The more I wrestled with these two interpretations, the more frustrated I became. I realized that I could not with integrity preach the traditional interpretation of the text with the emphasis on sacrificial giving but I also felt that she had more to teach us than what was wrong with the world at that time.
We had a funeral recently and I was reading the liturgy and I came to a part that I have never given much consideration. “For if we have life, we are alive in the Lord, and if we die, we die in the Lord. So, then, whether we live or die, we are the Lord’s possession.” We are the Lord’s possession. It seems strange to me that we find comfort in this statement after someone has died because I am pretty sure there is no other time when we refer to ourselves or others as the Lord’s possession. People would probably balk at that idea. Nobody wants to be someone else’s possession, even if that someone else is God. It is only when we lose someone to death that we can allow for the possibility that they are now God’s possession.

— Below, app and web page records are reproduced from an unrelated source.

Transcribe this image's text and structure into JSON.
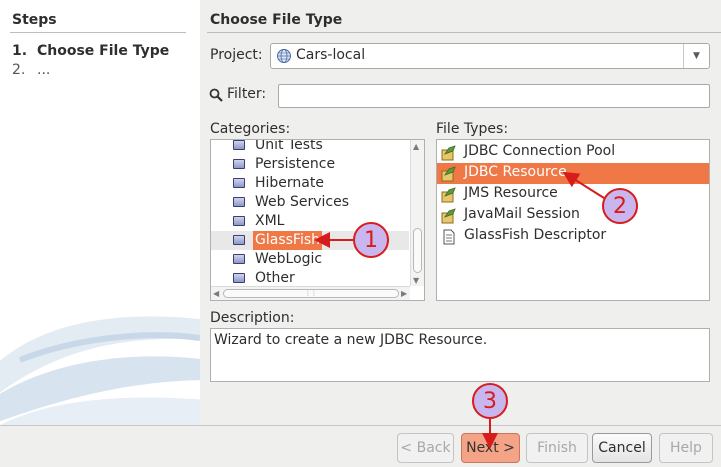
{
  "steps": {
    "title": "Steps",
    "items": [
      {
        "number": "1.",
        "label": "Choose File Type"
      },
      {
        "number": "2.",
        "label": "..."
      }
    ]
  },
  "section_title": "Choose File Type",
  "project": {
    "label": "Project:",
    "value": "Cars-local",
    "icon": "globe-icon"
  },
  "filter": {
    "label": "Filter:",
    "value": "",
    "icon": "search-icon"
  },
  "categories": {
    "label": "Categories:",
    "items": [
      "Unit Tests",
      "Persistence",
      "Hibernate",
      "Web Services",
      "XML",
      "GlassFish",
      "WebLogic",
      "Other"
    ],
    "selected": "GlassFish"
  },
  "file_types": {
    "label": "File Types:",
    "items": [
      "JDBC Connection Pool",
      "JDBC Resource",
      "JMS Resource",
      "JavaMail Session",
      "GlassFish Descriptor"
    ],
    "selected": "JDBC Resource"
  },
  "description": {
    "label": "Description:",
    "text": "Wizard to create a new JDBC Resource."
  },
  "buttons": {
    "back": "< Back",
    "next": "Next >",
    "finish": "Finish",
    "cancel": "Cancel",
    "help": "Help"
  },
  "annotations": [
    "1",
    "2",
    "3"
  ],
  "colors": {
    "selection": "#f07746",
    "annotation_stroke": "#d61c1c",
    "annotation_fill": "#c9b6ef"
  }
}
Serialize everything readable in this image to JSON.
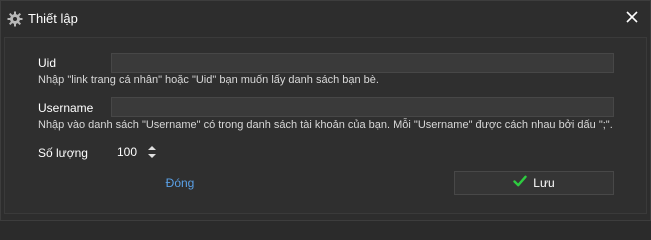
{
  "window": {
    "title": "Thiết lập",
    "icon": "gear-icon",
    "close_icon": "close-icon"
  },
  "form": {
    "uid_label": "Uid",
    "uid_value": "",
    "uid_hint": "Nhập \"link trang cá nhân\" hoặc \"Uid\" bạn muốn lấy danh sách bạn bè.",
    "username_label": "Username",
    "username_value": "",
    "username_hint": "Nhập vào danh sách \"Username\" có trong danh sách tài khoản của bạn. Mỗi \"Username\" được cách nhau bởi dấu \";\".",
    "quantity_label": "Số lượng",
    "quantity_value": "100"
  },
  "actions": {
    "close_label": "Đóng",
    "save_label": "Lưu",
    "save_icon": "checkmark-icon"
  },
  "colors": {
    "accent_link": "#5aa0e6",
    "check_green": "#2ecc40",
    "background": "#2d2d2d"
  }
}
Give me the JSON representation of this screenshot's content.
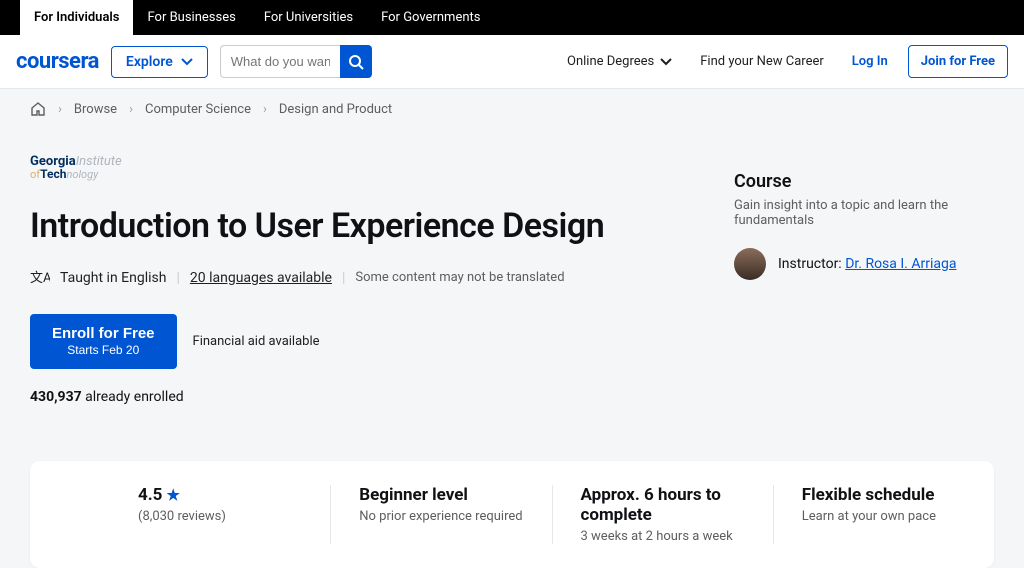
{
  "topbar": {
    "items": [
      "For Individuals",
      "For Businesses",
      "For Universities",
      "For Governments"
    ]
  },
  "header": {
    "logo": "coursera",
    "explore": "Explore",
    "search_placeholder": "What do you want to",
    "online_degrees": "Online Degrees",
    "find_career": "Find your New Career",
    "login": "Log In",
    "join": "Join for Free"
  },
  "breadcrumb": {
    "items": [
      "Browse",
      "Computer Science",
      "Design and Product"
    ]
  },
  "institution": {
    "line1a": "Georgia",
    "line1b": "Institute",
    "line2a": "of",
    "line2b": "Tech",
    "line2c": "nology"
  },
  "title": "Introduction to User Experience Design",
  "lang": {
    "taught": "Taught in English",
    "availLink": "20 languages available",
    "note": "Some content may not be translated"
  },
  "enroll": {
    "label": "Enroll for Free",
    "starts": "Starts Feb 20",
    "finaid": "Financial aid available"
  },
  "enrolled": {
    "count": "430,937",
    "text": " already enrolled"
  },
  "sidebar": {
    "heading": "Course",
    "sub": "Gain insight into a topic and learn the fundamentals",
    "instructor_label": "Instructor:",
    "instructor_name": "Dr. Rosa I. Arriaga"
  },
  "stats": {
    "rating": {
      "value": "4.5",
      "reviews": "(8,030 reviews)"
    },
    "level": {
      "title": "Beginner level",
      "sub": "No prior experience required"
    },
    "time": {
      "title": "Approx. 6 hours to complete",
      "sub": "3 weeks at 2 hours a week"
    },
    "schedule": {
      "title": "Flexible schedule",
      "sub": "Learn at your own pace"
    }
  }
}
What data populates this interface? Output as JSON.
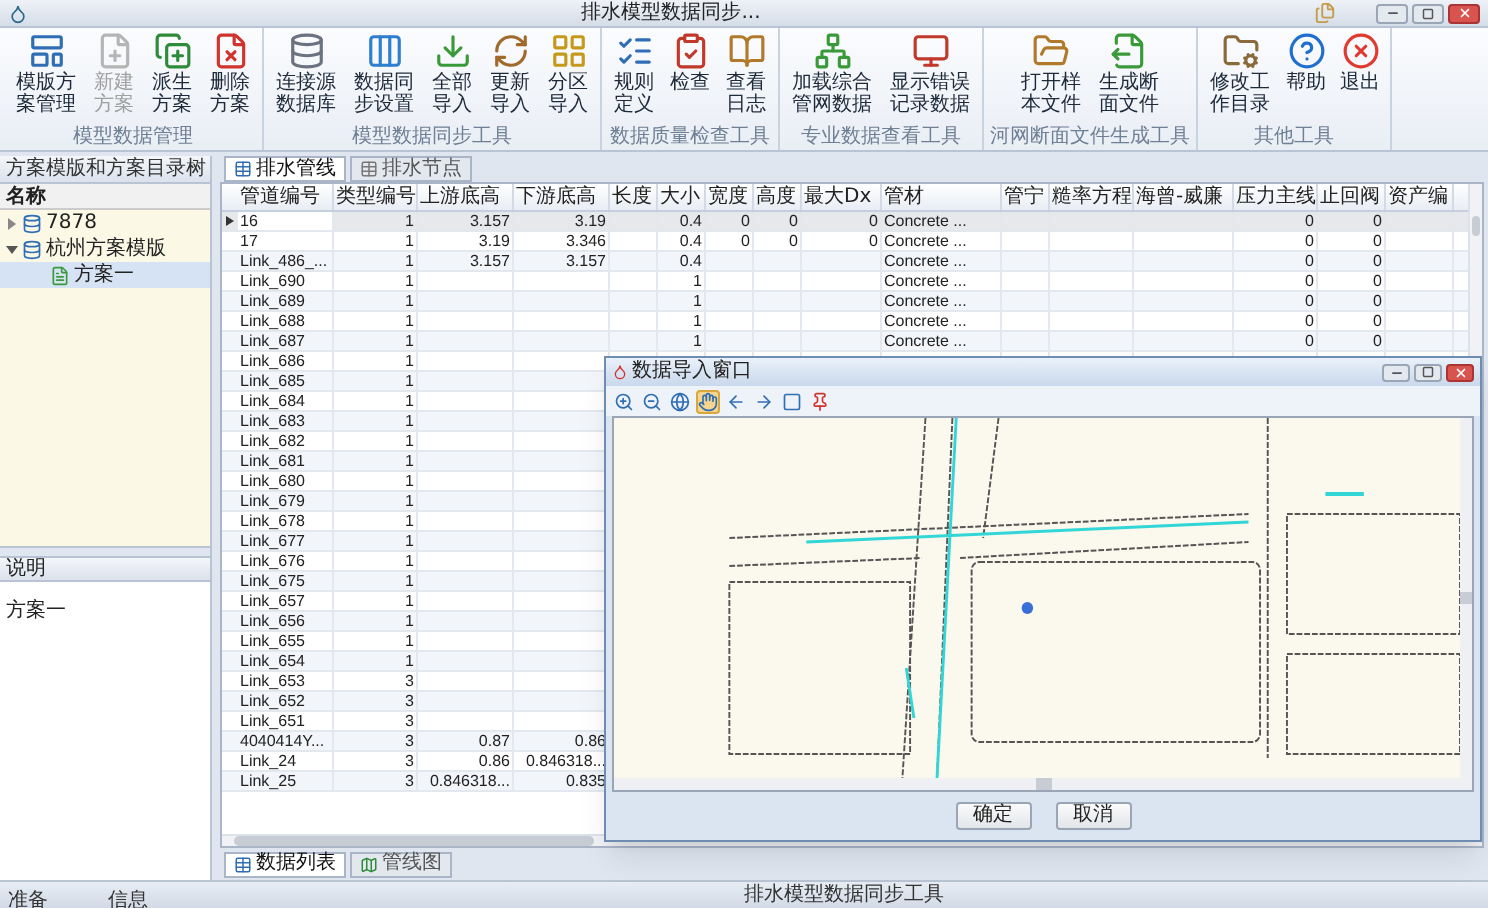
{
  "window": {
    "title": "排水模型数据同步..."
  },
  "ribbon": {
    "groups": [
      {
        "label": "模型数据管理",
        "buttons": [
          {
            "label": "模版方案管理",
            "disabled": false
          },
          {
            "label": "新建方案",
            "disabled": true
          },
          {
            "label": "派生方案",
            "disabled": false
          },
          {
            "label": "删除方案",
            "disabled": false
          }
        ]
      },
      {
        "label": "模型数据同步工具",
        "buttons": [
          {
            "label": "连接源数据库",
            "disabled": false
          },
          {
            "label": "数据同步设置",
            "disabled": false
          },
          {
            "label": "全部导入",
            "disabled": false
          },
          {
            "label": "更新导入",
            "disabled": false
          },
          {
            "label": "分区导入",
            "disabled": false
          }
        ]
      },
      {
        "label": "数据质量检查工具",
        "buttons": [
          {
            "label": "规则定义",
            "disabled": false
          },
          {
            "label": "检查",
            "disabled": false
          },
          {
            "label": "查看日志",
            "disabled": false
          }
        ]
      },
      {
        "label": "专业数据查看工具",
        "buttons": [
          {
            "label": "加载综合管网数据",
            "disabled": false
          },
          {
            "label": "显示错误记录数据",
            "disabled": false
          }
        ]
      },
      {
        "label": "河网断面文件生成工具",
        "buttons": [
          {
            "label": "打开样本文件",
            "disabled": false
          },
          {
            "label": "生成断面文件",
            "disabled": false
          }
        ]
      },
      {
        "label": "其他工具",
        "buttons": [
          {
            "label": "修改工作目录",
            "disabled": false
          },
          {
            "label": "帮助",
            "disabled": false
          },
          {
            "label": "退出",
            "disabled": false
          }
        ]
      }
    ]
  },
  "left_panel": {
    "title": "方案模版和方案目录树",
    "tree_header": "名称",
    "tree": [
      {
        "label": "7878",
        "expanded": false,
        "selected": false
      },
      {
        "label": "杭州方案模版",
        "expanded": true,
        "selected": false,
        "children": [
          {
            "label": "方案一",
            "selected": true
          }
        ]
      }
    ],
    "notes_title": "说明",
    "notes_text": "方案一"
  },
  "data_tabs": [
    {
      "label": "排水管线",
      "selected": true
    },
    {
      "label": "排水节点",
      "selected": false
    }
  ],
  "table": {
    "columns": [
      "管道编号",
      "类型编号",
      "上游底高",
      "下游底高",
      "长度",
      "大小",
      "宽度",
      "高度",
      "最大Dx",
      "管材",
      "管宁",
      "糙率方程",
      "海曾-威廉",
      "压力主线",
      "止回阀",
      "资产编"
    ],
    "rows": [
      {
        "selected": true,
        "cells": [
          "16",
          "1",
          "3.157",
          "3.19",
          null,
          "0.4",
          "0",
          "0",
          "0",
          "Concrete ...",
          null,
          null,
          null,
          "0",
          "0",
          null
        ]
      },
      {
        "selected": false,
        "cells": [
          "17",
          "1",
          "3.19",
          "3.346",
          null,
          "0.4",
          "0",
          "0",
          "0",
          "Concrete ...",
          null,
          null,
          null,
          "0",
          "0",
          null
        ]
      },
      {
        "selected": false,
        "cells": [
          "Link_486_...",
          "1",
          "3.157",
          "3.157",
          null,
          "0.4",
          null,
          null,
          null,
          "Concrete ...",
          null,
          null,
          null,
          "0",
          "0",
          null
        ]
      },
      {
        "selected": false,
        "cells": [
          "Link_690",
          "1",
          null,
          null,
          null,
          "1",
          null,
          null,
          null,
          "Concrete ...",
          null,
          null,
          null,
          "0",
          "0",
          null
        ]
      },
      {
        "selected": false,
        "cells": [
          "Link_689",
          "1",
          null,
          null,
          null,
          "1",
          null,
          null,
          null,
          "Concrete ...",
          null,
          null,
          null,
          "0",
          "0",
          null
        ]
      },
      {
        "selected": false,
        "cells": [
          "Link_688",
          "1",
          null,
          null,
          null,
          "1",
          null,
          null,
          null,
          "Concrete ...",
          null,
          null,
          null,
          "0",
          "0",
          null
        ]
      },
      {
        "selected": false,
        "cells": [
          "Link_687",
          "1",
          null,
          null,
          null,
          "1",
          null,
          null,
          null,
          "Concrete ...",
          null,
          null,
          null,
          "0",
          "0",
          null
        ]
      },
      {
        "selected": false,
        "cells": [
          "Link_686",
          "1"
        ]
      },
      {
        "selected": false,
        "cells": [
          "Link_685",
          "1"
        ]
      },
      {
        "selected": false,
        "cells": [
          "Link_684",
          "1"
        ]
      },
      {
        "selected": false,
        "cells": [
          "Link_683",
          "1"
        ]
      },
      {
        "selected": false,
        "cells": [
          "Link_682",
          "1"
        ]
      },
      {
        "selected": false,
        "cells": [
          "Link_681",
          "1"
        ]
      },
      {
        "selected": false,
        "cells": [
          "Link_680",
          "1"
        ]
      },
      {
        "selected": false,
        "cells": [
          "Link_679",
          "1"
        ]
      },
      {
        "selected": false,
        "cells": [
          "Link_678",
          "1"
        ]
      },
      {
        "selected": false,
        "cells": [
          "Link_677",
          "1"
        ]
      },
      {
        "selected": false,
        "cells": [
          "Link_676",
          "1"
        ]
      },
      {
        "selected": false,
        "cells": [
          "Link_675",
          "1"
        ]
      },
      {
        "selected": false,
        "cells": [
          "Link_657",
          "1"
        ]
      },
      {
        "selected": false,
        "cells": [
          "Link_656",
          "1"
        ]
      },
      {
        "selected": false,
        "cells": [
          "Link_655",
          "1"
        ]
      },
      {
        "selected": false,
        "cells": [
          "Link_654",
          "1"
        ]
      },
      {
        "selected": false,
        "cells": [
          "Link_653",
          "3"
        ]
      },
      {
        "selected": false,
        "cells": [
          "Link_652",
          "3"
        ]
      },
      {
        "selected": false,
        "cells": [
          "Link_651",
          "3"
        ]
      },
      {
        "selected": false,
        "cells": [
          "4040414Y...",
          "3",
          "0.87",
          "0.86"
        ]
      },
      {
        "selected": false,
        "cells": [
          "Link_24",
          "3",
          "0.86",
          "0.846318..."
        ]
      },
      {
        "selected": false,
        "cells": [
          "Link_25",
          "3",
          "0.846318...",
          "0.835"
        ]
      }
    ]
  },
  "view_tabs": [
    {
      "label": "数据列表",
      "selected": true
    },
    {
      "label": "管线图",
      "selected": false
    }
  ],
  "status_bar": [
    "准备",
    "信息",
    "排水模型数据同步工具"
  ],
  "dialog": {
    "title": "数据导入窗口",
    "tools": [
      {
        "selected": false
      },
      {
        "selected": false
      },
      {
        "selected": false
      },
      {
        "selected": true
      },
      {
        "selected": false
      },
      {
        "selected": false
      },
      {
        "selected": false
      },
      {
        "selected": false
      }
    ],
    "buttons": [
      "确定",
      "取消"
    ]
  }
}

That reminded me of the widow in this story. All the commentators and scholars, when they talked about her being a widow, it was only to explain her plight, her financial circumstance. It was never about the fact that this woman had lost not only her financial stability, but her partner in life. I know that there are many people here who have suffered that loss, or the loss of a child, a parent, a sibling, a close friend. Most of us have lost someone who is precious to us. I can only imagine the pain that must come with losing a partner in life. In my limited experience with loss, what I have learned is that even in our grief when we acknowledge the person as the Lord’s possession, we still have to find the strength to let go, to truly accept that they are the Lord’s possession. We have to let go of something that was once ours to hold and give it to God. When you have experienced that kind of loss, then letting go of a few coins, even if they are the only coins you possess, isn’t that big a deal…not much of a sacrifice at all.
I wonder if this widow, in her intimacy with loss and grief, knew something that the great scholars of her day and ours cannot quite grasp. Whether we live or die, we are the Lord’s possession. If we can understand that while we are still living, then we become free from everything. When we declare that we are the possession of the Lord, then we no longer feel as possessive about what we have or think we have. This woman is held up as a model of sacrificial giving. Perhaps that is true, but not because she sacrificed a few coins, but because she learned to let go. She learned the hard way, but she learned. I imagine that is one of the hardest lessons in life, letting go of people, letting go of control, letting go of things, letting go of independence, letting go of prestige…. The way we find strength to let go is to trust that we are not letting go into some abyss. We are letting go so that God can take hold. In letting go, we are giving…we are giving to God.